Updated: 5:40 p.m.
Yet, he led the Cardinal in receiving for consecutive years and overcame an elbow injury his senior year to help push the team to an Orange Bowl victory. He’s loaded in little things, known as a strong blocker, precise route-runner and even academic all-American.
Bengals receivers coach James Urban couldn’t deny that when a player succeeds over and over again in circumstances where few believe he should, he deserves an opportunity to prove doubters wrong in the NFL.
That’s why the 6-1, 205-pound wide receiver was selected by Cincinnati with the second pick of the sixth round and No. 167 overall.
With their first of two picks in the seventh round, the Bengals went for a cornerback in 5-10, 180-pound Korey Lindsey of Southern Illinois.
“He’s one of those guys that there are so many superlatives on his résumé of quality of character and things that he has accomplished that it sort of hurts your head,” Urban said of Whalen. “He’s the kind of kid you can build a winning organization around and a great guy to have in your meeting room and, obviously, on your team.”
Whalen caught passes from highly-touted quarterback Andrew Luck each of the past three seasons and led the team with 41 receptions for 508 yards his sophomore year and 57 receptions for 982 yards as a junior. He likely would have produced a threepeat as leading receiver if not for an elbow injury keeping him out of three games early in his senior season. Despite missing time, he still finished second with 41 receptions for 439 yards.
Yards and catches are nice stat stuffers, but what sold the Bengals on Whalen was the matter with which they were compiled. Whalen showcased elite consistency and intelligence in a complex pro-style system under head coach Jim Harbaugh.
“He is one of those guys that does it the way you want it done,” Urban said. “When you watch enough of the film you see, man that was a 14-yard comeback, next time he runs it, it’s 14 yards. Next time? Fourteen yards. You see obviously he’s very coachable and does it the right way.”

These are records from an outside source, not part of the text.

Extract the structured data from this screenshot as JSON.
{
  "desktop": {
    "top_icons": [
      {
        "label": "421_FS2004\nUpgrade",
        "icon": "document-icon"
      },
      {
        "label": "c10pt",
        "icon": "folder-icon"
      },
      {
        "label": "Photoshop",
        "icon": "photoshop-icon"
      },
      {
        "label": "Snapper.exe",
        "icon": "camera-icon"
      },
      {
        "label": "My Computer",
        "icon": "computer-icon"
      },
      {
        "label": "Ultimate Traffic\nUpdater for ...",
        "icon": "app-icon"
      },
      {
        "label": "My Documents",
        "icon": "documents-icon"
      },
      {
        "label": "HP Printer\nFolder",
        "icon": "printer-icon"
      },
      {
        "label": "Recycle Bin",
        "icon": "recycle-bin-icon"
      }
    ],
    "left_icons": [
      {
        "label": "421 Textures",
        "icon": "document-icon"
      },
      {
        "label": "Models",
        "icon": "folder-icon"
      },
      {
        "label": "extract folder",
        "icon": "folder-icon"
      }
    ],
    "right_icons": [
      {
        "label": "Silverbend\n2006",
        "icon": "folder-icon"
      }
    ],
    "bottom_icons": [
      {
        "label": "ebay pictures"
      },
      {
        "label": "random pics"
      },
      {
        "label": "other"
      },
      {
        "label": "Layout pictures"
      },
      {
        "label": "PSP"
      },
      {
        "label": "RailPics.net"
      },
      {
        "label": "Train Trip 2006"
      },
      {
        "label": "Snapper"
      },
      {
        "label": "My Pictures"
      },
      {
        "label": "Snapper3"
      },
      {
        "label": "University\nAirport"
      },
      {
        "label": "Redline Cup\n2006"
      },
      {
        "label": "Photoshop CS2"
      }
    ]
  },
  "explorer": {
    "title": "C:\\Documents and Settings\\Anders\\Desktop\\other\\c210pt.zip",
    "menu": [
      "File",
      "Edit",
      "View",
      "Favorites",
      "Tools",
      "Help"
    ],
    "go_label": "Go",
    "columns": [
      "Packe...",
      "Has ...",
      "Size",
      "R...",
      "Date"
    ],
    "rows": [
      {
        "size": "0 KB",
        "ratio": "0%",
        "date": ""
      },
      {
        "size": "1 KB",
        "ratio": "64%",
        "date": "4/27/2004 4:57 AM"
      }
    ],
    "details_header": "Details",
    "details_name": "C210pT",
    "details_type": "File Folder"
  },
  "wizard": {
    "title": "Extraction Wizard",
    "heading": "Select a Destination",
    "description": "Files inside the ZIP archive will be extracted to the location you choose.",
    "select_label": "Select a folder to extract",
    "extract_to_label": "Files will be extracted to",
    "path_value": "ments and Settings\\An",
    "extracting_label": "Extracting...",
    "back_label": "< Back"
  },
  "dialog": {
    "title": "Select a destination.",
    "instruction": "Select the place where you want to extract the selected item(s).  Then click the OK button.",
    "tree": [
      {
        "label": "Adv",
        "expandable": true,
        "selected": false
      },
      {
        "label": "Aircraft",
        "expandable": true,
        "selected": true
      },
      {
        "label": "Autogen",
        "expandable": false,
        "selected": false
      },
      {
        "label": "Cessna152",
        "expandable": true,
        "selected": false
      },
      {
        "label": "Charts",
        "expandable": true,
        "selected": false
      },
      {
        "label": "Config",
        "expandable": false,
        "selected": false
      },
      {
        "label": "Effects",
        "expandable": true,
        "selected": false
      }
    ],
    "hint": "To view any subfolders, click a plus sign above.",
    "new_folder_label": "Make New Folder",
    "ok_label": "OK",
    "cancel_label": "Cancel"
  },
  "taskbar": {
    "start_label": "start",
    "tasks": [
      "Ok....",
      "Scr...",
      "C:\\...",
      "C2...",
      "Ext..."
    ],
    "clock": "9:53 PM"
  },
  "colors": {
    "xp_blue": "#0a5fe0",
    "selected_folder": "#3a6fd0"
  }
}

Whalen will be given an opportunity to play in both the slot and the outside, as well as on special teams, according to Urban. His size and history of productivity stand among the characteristics in his corner.
“(Consistency) is what separates guys,” said Whalen, who ran a 4.53 40-yard dash at the combine with a 38 1/2-inch vertical jump. “A lot of guys have talent at this level. Everyone is good. I think the attention to detail and little things and making catches and getting open when your team is counting in you is important.”
Urban noticed the timing of when Whalen got open and trust Luck saw in him as a reason the Stanford wideout was targeted late in the draft.
“They spread the ball around pretty good,” Urban said. “But it sure seemed like on third-and-6 who they were looking at. It sure seemed like when they needed a big completion, he would show up.”